—Roche’s Genentech division in South San Francisco, CA, and NewLink Genetics (NASDAQ: NLNK) of Ames, IA, said Monday Genentech will pay $150 million upfront for rights to NewLink’s cancer immunotherapy candidate NLG919, currently in Phase 1, that targets the IDO pathway. The companies will also collaborate on discovery of other compounds in that class. NewLink could earn up more than $1 billion in milestones and sales royalties if Genentech brings multiple products to market.

—Activist investor Daniel Loeb, who runs the hedge fund Third Point, began a campaign to break Amgen into two companies, one that would sell its commercial products like Enbrel, another to do riskier R&D. Amgen (NASDAQ: AMGN) acknowledged the Third Point campaign with a statement and said more updates would come during a business review on October 28.

—Amgen also announced Friday that Gladstone Institutes president R. Sanders “Sandy” Williams has joined its board of directors, which brings the number of board members to 13.

—Antibody developer Sutro Biopharma of South San Francisco, CA, extended a cancer immunotherapy collaboration with Celgene (NASDAQ: CELG) Thursday, with Celgene paying $90 million up front, as much as $95 million in R&D help for the next three years, and more than $1 billion in milestones. Celgene also gets an option to acquire Sutro and boosts its ownership in the company to 15 percent.

—The price of San Diego’s Regulus Therapeutics (NASDAQ: RGLS) shares more than doubled Wednesday after the company said its experimental drug for hepatitis C led to a significant reduction in viral load, according to interim results from an ongoing clinical study.

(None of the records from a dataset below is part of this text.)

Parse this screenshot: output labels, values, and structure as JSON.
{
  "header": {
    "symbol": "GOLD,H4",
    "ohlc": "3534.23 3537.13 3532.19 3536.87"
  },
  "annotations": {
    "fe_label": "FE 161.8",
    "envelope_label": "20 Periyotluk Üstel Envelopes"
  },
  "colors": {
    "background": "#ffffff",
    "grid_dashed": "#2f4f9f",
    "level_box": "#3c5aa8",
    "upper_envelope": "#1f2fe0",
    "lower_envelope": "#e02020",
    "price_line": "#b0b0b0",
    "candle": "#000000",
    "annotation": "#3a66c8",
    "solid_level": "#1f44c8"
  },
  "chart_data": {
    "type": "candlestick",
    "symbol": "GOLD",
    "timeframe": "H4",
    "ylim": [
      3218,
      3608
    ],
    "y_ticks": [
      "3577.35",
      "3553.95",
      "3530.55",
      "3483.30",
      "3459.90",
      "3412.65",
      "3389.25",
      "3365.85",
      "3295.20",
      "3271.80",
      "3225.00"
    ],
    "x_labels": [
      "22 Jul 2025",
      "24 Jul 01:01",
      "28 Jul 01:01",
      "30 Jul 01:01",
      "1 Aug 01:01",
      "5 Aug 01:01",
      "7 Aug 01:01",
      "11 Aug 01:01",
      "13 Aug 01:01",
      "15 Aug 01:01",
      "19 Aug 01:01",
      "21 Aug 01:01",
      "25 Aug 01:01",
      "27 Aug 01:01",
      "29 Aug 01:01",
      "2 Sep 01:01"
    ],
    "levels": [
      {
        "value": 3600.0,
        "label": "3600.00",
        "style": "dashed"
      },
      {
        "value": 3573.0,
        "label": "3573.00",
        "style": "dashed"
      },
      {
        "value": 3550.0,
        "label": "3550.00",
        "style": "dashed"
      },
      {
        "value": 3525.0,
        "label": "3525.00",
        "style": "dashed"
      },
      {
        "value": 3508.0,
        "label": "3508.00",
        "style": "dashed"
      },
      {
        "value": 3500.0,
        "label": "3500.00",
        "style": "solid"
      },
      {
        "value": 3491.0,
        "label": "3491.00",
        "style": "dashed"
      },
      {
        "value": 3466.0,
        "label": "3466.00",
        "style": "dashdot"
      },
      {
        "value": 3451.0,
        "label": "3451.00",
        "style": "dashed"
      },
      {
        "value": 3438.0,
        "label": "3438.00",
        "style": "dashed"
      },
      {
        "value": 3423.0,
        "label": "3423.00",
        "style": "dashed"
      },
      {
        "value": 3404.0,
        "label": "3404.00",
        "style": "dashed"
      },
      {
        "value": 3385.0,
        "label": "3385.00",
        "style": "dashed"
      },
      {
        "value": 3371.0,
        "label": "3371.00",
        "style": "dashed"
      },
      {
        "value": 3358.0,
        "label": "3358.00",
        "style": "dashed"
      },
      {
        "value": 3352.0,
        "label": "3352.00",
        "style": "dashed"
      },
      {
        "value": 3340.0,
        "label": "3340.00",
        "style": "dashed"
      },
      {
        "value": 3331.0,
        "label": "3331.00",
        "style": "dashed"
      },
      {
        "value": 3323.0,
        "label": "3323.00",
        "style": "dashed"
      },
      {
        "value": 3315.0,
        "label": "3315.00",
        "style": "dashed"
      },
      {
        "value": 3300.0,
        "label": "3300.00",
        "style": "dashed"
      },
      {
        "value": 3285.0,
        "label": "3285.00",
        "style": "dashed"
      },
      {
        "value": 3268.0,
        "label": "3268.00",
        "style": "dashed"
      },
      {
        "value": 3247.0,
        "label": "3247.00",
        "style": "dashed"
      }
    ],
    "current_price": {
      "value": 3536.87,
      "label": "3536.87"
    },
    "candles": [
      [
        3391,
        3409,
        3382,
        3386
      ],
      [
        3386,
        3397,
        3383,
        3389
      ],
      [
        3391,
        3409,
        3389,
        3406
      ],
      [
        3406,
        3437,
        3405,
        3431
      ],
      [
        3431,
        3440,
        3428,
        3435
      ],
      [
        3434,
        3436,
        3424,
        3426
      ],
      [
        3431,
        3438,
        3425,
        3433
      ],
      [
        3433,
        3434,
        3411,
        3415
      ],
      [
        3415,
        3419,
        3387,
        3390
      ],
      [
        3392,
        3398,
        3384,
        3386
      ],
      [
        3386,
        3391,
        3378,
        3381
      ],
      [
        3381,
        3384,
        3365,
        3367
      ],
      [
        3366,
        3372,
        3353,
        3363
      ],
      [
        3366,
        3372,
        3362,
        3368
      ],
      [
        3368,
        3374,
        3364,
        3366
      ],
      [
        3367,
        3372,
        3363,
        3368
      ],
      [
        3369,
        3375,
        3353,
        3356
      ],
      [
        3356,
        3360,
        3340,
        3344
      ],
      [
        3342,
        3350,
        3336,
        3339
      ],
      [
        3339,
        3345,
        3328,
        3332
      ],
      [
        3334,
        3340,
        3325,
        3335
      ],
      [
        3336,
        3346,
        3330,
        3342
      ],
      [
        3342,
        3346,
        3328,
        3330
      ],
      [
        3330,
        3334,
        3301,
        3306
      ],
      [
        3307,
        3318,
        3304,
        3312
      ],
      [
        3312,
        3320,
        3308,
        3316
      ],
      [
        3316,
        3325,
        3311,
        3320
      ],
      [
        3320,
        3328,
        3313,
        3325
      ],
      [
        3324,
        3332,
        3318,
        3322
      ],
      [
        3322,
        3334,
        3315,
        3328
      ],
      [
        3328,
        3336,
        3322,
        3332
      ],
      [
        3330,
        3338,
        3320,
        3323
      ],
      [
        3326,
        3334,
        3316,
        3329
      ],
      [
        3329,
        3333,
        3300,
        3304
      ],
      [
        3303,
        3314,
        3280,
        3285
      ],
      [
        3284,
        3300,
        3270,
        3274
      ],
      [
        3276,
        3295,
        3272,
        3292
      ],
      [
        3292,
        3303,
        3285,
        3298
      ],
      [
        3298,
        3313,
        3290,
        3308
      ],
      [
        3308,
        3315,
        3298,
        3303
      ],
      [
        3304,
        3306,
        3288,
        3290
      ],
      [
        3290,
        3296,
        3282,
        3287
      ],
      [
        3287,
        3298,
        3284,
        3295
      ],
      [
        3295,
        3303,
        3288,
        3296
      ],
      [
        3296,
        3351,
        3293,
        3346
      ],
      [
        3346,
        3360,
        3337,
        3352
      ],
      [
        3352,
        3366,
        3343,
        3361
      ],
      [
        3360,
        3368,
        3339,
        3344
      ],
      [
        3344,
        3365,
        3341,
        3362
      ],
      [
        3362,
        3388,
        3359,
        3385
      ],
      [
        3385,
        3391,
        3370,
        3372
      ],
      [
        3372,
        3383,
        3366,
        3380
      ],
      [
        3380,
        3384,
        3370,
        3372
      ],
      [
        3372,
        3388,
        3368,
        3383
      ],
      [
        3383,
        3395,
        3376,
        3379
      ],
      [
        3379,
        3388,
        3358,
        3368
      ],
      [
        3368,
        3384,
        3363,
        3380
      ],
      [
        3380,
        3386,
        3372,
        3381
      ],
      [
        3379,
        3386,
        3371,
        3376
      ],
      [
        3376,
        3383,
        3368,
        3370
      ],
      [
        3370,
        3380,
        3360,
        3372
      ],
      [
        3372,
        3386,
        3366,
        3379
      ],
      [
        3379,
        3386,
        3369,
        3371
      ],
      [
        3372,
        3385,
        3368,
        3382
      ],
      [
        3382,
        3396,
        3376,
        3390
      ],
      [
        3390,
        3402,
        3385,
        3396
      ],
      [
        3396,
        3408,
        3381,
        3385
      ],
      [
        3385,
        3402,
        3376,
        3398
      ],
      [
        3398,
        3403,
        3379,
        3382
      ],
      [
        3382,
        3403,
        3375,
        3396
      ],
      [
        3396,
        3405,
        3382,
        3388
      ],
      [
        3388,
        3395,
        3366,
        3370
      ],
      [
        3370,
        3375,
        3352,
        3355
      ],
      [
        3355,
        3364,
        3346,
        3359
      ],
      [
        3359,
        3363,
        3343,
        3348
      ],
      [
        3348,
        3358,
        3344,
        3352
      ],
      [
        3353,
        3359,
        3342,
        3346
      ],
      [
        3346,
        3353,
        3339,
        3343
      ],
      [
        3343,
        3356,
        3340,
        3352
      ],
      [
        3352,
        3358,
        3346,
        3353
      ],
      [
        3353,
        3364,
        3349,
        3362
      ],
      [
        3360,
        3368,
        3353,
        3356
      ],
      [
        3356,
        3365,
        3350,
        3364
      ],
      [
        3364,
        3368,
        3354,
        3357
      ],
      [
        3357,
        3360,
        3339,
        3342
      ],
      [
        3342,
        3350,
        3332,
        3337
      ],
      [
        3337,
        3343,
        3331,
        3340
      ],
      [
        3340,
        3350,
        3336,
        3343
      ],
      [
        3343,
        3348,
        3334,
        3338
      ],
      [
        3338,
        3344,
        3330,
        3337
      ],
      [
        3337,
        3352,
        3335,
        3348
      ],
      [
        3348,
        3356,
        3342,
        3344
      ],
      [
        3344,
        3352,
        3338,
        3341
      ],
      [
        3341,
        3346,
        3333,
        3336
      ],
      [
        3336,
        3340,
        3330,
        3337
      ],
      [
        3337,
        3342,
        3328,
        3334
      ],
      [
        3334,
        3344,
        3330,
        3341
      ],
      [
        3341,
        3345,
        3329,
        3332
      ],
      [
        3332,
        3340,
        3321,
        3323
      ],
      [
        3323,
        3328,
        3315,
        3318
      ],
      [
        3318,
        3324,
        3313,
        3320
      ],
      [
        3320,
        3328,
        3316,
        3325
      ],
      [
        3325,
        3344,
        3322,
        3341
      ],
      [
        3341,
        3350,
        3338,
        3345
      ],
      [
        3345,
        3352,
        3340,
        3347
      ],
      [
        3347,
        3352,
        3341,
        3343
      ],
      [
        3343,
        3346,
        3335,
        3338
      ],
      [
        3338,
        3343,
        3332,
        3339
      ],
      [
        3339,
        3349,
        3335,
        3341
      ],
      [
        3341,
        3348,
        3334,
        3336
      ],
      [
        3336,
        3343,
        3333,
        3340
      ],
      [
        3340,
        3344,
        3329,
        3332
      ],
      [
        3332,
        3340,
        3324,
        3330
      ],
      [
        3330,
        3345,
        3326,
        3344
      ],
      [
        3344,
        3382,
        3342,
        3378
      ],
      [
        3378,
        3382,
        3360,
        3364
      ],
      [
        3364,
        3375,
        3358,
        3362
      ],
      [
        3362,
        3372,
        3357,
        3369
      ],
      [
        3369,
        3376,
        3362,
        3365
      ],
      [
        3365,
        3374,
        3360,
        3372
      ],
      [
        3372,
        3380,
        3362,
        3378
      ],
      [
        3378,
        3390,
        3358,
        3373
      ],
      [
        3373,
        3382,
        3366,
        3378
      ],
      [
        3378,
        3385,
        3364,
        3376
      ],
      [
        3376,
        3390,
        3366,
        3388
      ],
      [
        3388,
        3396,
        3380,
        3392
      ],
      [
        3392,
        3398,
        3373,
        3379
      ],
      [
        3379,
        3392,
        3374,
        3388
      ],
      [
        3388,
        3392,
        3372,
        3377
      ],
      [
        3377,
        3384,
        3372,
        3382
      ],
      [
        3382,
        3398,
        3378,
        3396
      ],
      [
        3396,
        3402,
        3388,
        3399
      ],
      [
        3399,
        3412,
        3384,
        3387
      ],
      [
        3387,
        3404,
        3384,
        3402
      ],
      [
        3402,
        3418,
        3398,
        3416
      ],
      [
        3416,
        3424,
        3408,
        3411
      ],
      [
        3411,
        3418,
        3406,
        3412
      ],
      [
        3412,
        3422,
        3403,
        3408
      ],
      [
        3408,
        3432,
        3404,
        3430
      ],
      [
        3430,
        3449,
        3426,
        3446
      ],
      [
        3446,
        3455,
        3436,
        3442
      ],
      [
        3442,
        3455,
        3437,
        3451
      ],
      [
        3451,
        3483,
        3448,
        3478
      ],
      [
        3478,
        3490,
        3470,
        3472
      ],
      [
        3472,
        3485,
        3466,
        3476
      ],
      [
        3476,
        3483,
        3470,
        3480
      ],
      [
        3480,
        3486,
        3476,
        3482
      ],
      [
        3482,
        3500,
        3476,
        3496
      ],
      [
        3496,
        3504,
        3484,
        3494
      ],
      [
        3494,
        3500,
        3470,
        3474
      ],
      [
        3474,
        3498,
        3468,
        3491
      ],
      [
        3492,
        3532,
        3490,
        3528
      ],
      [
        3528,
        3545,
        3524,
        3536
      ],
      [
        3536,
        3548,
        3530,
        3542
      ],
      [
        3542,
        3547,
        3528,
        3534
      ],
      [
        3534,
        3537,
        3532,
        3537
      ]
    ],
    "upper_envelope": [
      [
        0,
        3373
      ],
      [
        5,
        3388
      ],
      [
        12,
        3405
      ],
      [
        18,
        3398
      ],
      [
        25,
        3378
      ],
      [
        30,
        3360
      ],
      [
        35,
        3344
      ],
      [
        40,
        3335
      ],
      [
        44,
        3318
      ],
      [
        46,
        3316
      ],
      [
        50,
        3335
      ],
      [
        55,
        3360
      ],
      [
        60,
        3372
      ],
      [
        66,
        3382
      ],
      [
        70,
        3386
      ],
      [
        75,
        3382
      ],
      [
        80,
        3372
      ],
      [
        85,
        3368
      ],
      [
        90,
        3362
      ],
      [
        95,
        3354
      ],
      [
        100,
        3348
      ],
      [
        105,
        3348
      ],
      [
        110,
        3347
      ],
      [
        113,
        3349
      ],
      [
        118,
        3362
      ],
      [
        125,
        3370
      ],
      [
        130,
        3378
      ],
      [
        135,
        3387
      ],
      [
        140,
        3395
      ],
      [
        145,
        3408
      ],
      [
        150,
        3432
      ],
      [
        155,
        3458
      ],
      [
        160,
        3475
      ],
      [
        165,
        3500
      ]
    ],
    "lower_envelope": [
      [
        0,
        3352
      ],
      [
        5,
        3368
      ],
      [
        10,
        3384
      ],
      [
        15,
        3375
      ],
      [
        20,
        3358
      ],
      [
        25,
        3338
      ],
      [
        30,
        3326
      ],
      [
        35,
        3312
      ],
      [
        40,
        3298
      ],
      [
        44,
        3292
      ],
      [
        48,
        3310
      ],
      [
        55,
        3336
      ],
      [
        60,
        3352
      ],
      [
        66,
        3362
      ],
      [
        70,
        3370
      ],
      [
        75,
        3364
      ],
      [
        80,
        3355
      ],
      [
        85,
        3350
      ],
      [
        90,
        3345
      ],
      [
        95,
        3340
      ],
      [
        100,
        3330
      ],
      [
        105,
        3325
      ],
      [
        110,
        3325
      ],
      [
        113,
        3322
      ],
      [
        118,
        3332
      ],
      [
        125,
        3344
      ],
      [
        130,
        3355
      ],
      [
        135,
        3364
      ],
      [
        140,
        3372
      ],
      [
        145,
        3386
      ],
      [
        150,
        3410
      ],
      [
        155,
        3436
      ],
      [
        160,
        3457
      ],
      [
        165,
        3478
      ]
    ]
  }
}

—Diagnostics firm Sequenta of South San Francisco, CA, said Monday it has nabbed an equity investment of undisclosed size from Celgene and other corporate investors who remained anonymous

—Vancouver, BC-based Zymeworks announced Wednesday an expansion of its antibody development deal with Eli Lilly, which was originally signed in January. The deal now includes future payments that could bring Zymeworks as much as $375 million.

— Norwest Venture Partners of Palo Alto, CA, led a $32 million Series C round in Telcare, a Bethesda, MD-based maker of a mobile diabetes management product that includes a wireless blood glucose meter.

—Tekmira Pharmaceuticals (NASDAQ:[[ticker: TKMR]]) of Vancouver, BC, said Tuesday it has begun a limited manufacturing run of its TKM-Ebola treatment, meant for people already infected or suspected to have infection. Supply should be available in December.

—San Diego-based Neothetics, an “aesthetic biotech” with substantial backing from Domain Associates and Rusnano MedInvest, filed for a $63 million IPO. Neothetics, previously known as Lithera, plans to use the proceeds to move into late-stage clinical trials with LIPO-202, an injectable drug for localized reduction of belly fat in non-obese patients.

—San Diego’s Edico Genome said its Dragen Bio-IT processor for analyzing genomic data is now broadly available to clinical labs and researchers using next-generation genome sequencing machines. Edico claims Dragen reduces the time to analyze a whole human genome from 24 hours to 18 minutes.

Photo courtesy of David McSpadden via Creative Commons.

Xconomy San Diego editor Bruce V. Bigelow contributed to this roundup.